● Exercise goal
Going through the material below, please gather all lines with the word "date" in them.

● Stored data
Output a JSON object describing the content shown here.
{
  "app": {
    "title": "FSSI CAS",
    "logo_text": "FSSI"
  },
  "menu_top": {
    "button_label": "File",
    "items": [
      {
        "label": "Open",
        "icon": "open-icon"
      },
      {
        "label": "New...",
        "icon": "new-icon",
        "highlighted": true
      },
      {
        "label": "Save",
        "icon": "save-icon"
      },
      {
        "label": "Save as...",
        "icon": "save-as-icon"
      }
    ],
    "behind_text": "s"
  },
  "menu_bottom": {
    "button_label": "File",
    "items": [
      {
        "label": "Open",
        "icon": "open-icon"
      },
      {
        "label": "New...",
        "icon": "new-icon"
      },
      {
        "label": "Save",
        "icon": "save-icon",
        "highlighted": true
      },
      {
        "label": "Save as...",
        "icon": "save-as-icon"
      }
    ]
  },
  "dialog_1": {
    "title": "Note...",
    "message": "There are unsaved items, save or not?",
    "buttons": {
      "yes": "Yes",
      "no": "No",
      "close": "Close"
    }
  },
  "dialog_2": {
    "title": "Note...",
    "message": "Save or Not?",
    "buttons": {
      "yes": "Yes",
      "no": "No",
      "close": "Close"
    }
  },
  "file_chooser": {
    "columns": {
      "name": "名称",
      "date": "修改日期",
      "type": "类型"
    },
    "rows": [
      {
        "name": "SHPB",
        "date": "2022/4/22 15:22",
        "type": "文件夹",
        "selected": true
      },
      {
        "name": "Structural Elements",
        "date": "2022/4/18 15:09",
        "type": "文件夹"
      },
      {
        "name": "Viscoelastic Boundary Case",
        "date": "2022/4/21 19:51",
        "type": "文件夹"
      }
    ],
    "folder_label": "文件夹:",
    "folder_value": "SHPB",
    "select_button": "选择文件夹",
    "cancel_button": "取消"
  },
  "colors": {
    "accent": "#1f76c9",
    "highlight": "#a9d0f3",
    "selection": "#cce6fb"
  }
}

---

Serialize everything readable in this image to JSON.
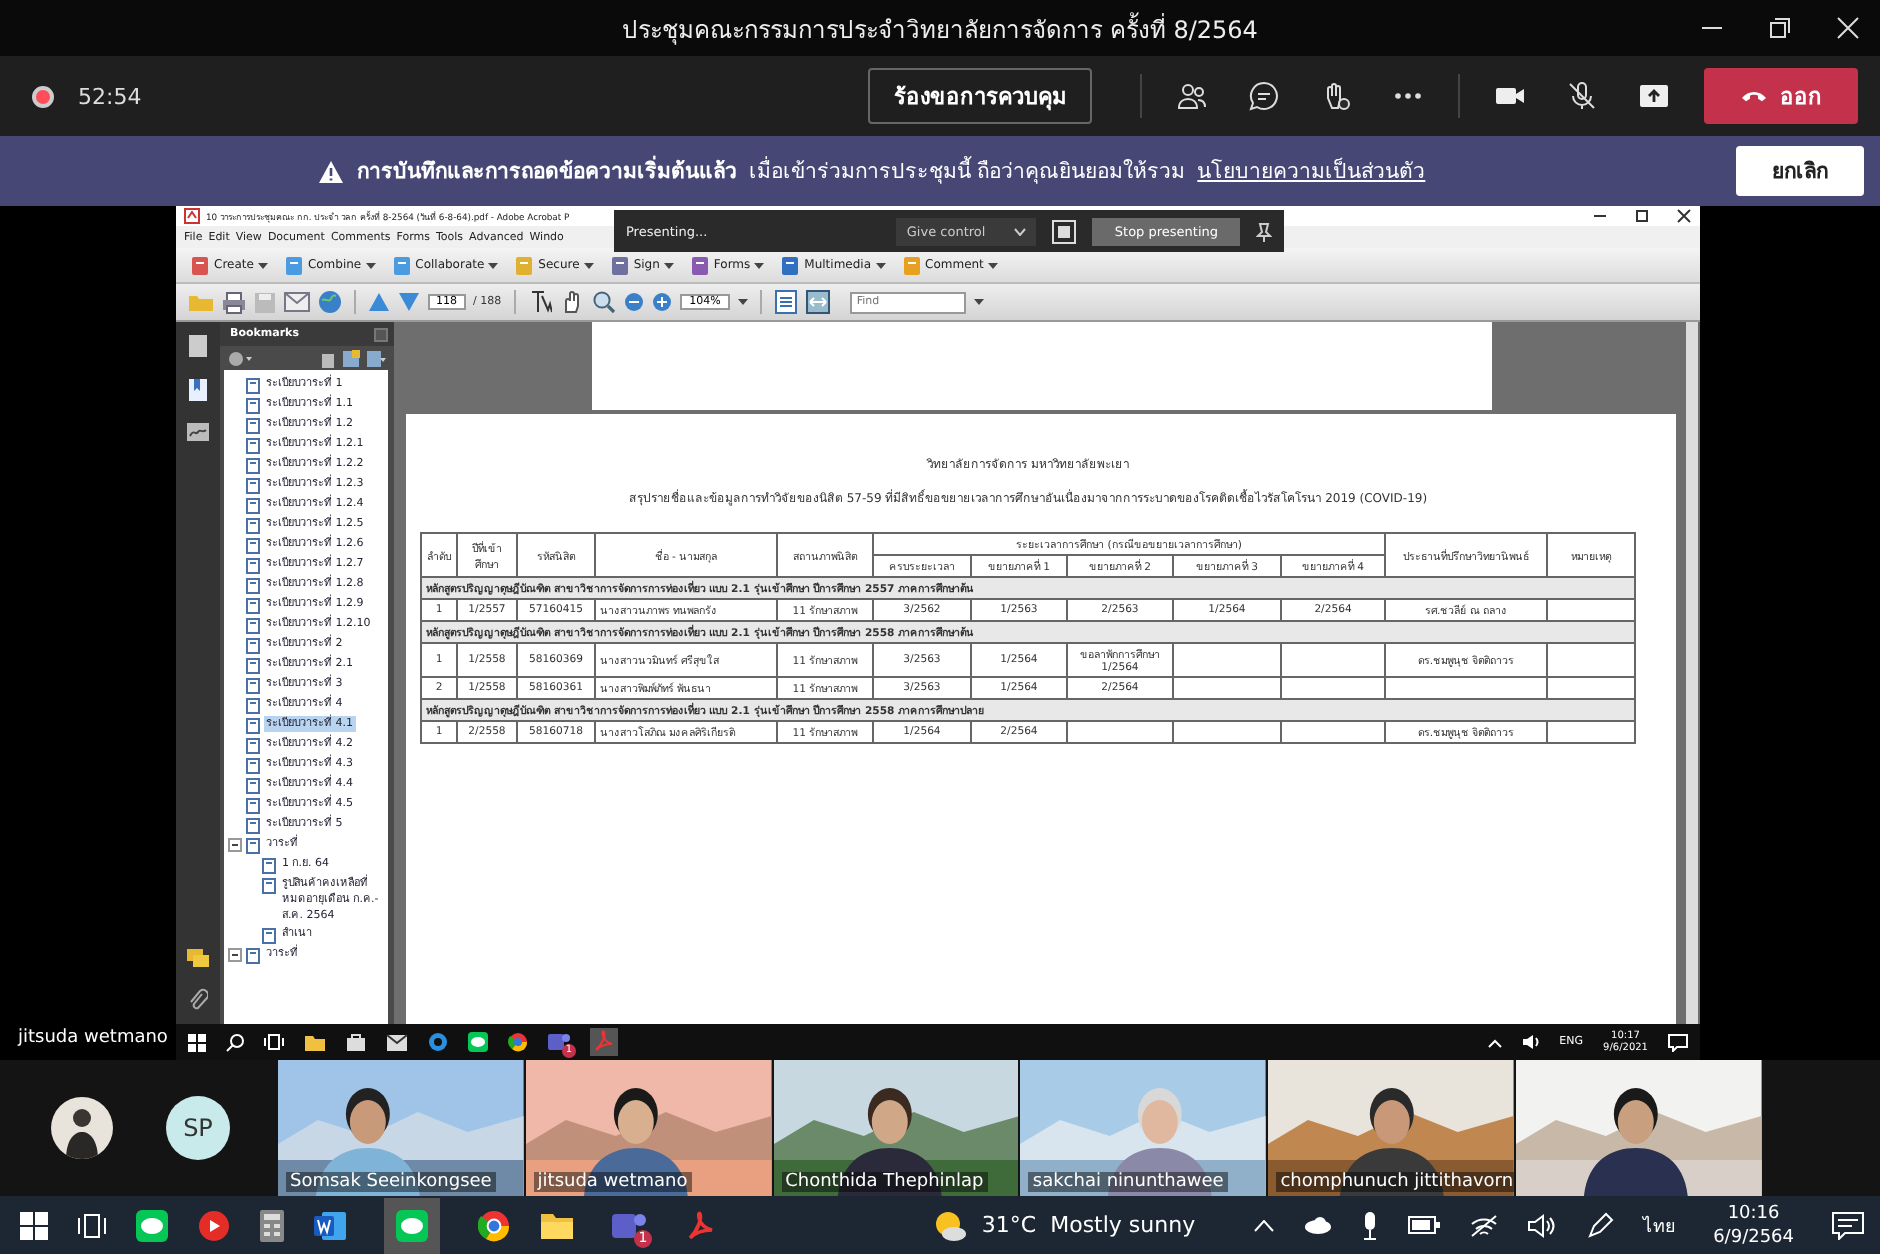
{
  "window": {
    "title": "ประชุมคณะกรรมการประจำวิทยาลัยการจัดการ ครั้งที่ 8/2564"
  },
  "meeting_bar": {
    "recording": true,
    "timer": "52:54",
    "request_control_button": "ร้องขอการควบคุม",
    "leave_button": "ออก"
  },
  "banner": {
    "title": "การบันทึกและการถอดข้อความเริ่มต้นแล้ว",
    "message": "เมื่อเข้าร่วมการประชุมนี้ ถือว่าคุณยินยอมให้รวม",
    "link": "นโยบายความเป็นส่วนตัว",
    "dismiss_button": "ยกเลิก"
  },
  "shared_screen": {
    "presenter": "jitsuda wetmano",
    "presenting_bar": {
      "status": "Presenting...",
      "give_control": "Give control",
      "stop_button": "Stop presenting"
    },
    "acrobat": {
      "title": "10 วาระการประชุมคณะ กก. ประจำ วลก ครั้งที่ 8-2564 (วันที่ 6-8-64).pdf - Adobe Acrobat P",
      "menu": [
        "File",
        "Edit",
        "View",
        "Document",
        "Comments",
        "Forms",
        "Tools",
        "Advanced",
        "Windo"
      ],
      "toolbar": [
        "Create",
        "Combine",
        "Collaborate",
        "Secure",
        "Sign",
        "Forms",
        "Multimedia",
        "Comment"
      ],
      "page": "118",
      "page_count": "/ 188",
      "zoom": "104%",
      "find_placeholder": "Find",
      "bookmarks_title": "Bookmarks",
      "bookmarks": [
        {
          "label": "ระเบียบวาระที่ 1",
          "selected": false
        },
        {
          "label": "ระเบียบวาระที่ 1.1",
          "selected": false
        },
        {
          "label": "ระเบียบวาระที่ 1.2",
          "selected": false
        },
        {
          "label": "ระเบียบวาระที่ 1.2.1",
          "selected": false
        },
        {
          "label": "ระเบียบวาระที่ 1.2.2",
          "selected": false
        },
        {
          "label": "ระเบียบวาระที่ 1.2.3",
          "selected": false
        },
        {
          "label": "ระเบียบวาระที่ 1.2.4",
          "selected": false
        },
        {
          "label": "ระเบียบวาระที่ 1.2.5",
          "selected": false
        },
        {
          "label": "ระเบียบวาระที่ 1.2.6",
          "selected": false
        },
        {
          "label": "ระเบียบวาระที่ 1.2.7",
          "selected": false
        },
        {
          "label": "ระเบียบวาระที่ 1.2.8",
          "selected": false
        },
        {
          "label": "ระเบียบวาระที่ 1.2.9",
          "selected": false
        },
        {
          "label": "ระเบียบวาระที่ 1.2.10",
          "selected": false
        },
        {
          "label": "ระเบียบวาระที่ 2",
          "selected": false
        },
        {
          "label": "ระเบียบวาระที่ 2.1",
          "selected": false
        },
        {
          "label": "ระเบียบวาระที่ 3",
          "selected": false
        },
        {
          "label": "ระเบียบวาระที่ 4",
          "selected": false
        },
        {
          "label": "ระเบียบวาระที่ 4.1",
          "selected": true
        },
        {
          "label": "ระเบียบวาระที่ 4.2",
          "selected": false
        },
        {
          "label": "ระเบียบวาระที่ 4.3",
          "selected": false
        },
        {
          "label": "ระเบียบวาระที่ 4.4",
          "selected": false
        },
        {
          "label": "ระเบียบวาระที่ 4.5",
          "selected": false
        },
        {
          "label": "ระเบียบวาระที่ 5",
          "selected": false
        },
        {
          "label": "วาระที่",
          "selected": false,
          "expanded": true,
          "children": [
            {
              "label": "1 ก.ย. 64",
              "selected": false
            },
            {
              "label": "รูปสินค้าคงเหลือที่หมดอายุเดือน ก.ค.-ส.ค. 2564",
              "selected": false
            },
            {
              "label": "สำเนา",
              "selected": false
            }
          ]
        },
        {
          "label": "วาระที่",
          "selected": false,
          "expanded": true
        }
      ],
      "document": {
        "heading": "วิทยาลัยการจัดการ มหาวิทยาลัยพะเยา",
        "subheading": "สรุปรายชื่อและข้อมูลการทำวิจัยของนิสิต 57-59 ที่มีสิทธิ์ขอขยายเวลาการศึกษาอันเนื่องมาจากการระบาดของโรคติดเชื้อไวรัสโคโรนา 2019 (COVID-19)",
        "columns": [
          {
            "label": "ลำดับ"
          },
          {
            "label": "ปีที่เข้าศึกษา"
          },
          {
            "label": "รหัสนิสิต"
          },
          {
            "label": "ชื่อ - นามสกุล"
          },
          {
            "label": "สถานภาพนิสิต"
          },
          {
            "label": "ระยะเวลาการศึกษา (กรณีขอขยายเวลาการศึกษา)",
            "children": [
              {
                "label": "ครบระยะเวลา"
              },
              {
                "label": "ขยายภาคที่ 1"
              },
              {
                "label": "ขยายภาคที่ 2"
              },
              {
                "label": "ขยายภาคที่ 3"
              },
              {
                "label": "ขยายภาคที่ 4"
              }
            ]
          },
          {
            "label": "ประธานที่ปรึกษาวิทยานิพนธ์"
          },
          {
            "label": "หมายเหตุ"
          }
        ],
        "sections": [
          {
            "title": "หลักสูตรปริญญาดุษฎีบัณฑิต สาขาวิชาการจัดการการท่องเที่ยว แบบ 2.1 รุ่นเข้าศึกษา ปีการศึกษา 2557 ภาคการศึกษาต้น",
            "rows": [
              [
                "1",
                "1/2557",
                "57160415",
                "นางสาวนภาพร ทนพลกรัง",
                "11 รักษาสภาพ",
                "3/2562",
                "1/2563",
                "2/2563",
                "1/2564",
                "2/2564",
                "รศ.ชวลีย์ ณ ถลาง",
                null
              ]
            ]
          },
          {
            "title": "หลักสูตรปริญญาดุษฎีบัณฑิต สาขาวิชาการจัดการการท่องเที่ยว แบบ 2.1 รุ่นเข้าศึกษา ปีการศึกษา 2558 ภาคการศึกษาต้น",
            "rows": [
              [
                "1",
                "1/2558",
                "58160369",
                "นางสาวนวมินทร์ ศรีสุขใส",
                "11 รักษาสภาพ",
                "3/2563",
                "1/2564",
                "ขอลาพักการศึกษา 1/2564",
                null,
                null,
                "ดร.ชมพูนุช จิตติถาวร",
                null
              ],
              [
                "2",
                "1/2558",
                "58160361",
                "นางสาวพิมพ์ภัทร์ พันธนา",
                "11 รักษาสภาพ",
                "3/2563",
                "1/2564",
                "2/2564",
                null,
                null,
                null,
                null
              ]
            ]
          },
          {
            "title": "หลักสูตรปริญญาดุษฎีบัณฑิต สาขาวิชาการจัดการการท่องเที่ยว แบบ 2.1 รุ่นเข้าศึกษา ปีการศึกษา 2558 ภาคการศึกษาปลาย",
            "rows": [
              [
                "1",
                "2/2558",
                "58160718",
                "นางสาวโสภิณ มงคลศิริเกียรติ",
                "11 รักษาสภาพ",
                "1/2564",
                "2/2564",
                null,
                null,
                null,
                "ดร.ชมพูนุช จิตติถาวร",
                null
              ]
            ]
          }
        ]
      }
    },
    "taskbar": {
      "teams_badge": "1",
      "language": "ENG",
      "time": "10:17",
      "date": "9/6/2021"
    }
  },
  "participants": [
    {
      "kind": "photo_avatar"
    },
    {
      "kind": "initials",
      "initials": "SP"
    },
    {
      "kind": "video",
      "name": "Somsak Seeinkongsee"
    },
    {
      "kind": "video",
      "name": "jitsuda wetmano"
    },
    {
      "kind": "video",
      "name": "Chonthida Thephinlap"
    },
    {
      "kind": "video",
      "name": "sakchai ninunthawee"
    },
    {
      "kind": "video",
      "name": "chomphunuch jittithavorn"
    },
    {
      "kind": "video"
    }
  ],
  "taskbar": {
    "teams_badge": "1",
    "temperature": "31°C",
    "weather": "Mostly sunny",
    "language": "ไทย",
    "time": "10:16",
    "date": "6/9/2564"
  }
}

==

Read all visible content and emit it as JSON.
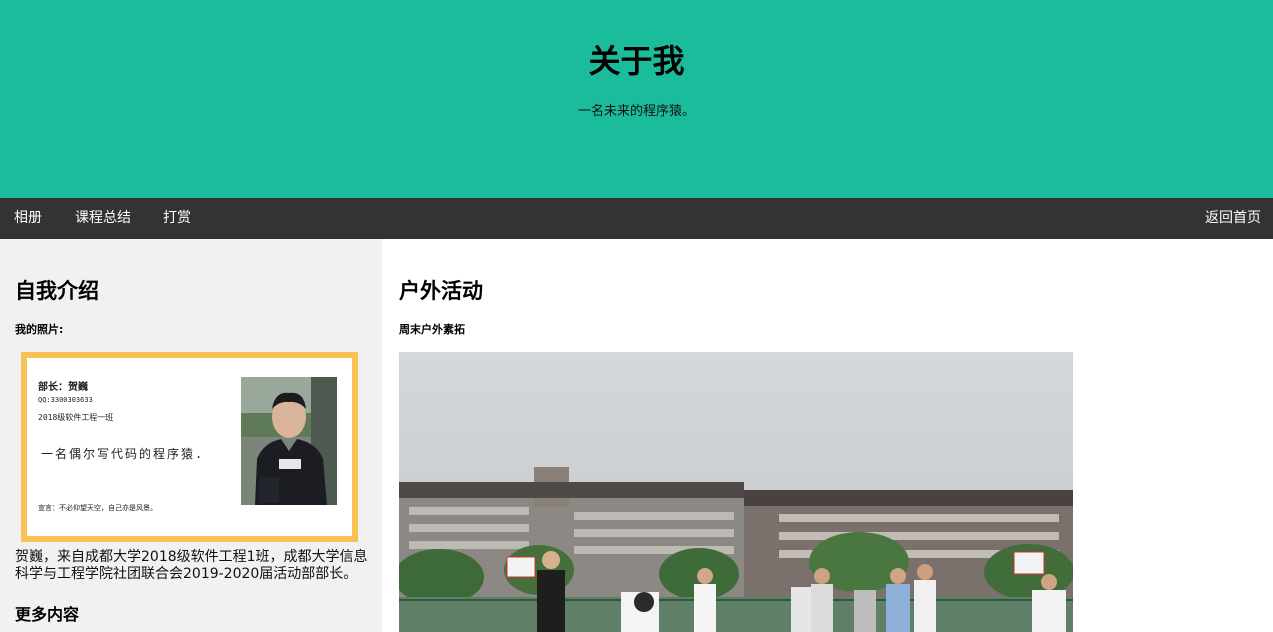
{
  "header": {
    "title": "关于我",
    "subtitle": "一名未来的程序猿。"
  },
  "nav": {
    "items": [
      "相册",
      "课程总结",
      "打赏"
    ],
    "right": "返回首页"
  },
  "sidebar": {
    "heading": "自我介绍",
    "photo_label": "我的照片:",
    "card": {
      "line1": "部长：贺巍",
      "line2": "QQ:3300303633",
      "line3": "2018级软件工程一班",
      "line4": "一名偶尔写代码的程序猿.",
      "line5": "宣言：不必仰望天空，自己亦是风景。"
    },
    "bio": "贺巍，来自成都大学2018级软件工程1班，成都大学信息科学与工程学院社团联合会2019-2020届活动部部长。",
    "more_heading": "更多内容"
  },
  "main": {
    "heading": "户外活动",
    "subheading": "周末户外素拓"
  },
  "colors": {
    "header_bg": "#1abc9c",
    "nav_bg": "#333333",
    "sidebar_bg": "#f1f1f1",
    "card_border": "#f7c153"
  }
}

● Response to the exercise
      "date": "修改日期",
        "date": "2022/4/22 15:22",
        "date": "2022/4/18 15:09",
        "date": "2022/4/21 19:51",
      "date": "9/6/2021"
    "date": "6/9/2564"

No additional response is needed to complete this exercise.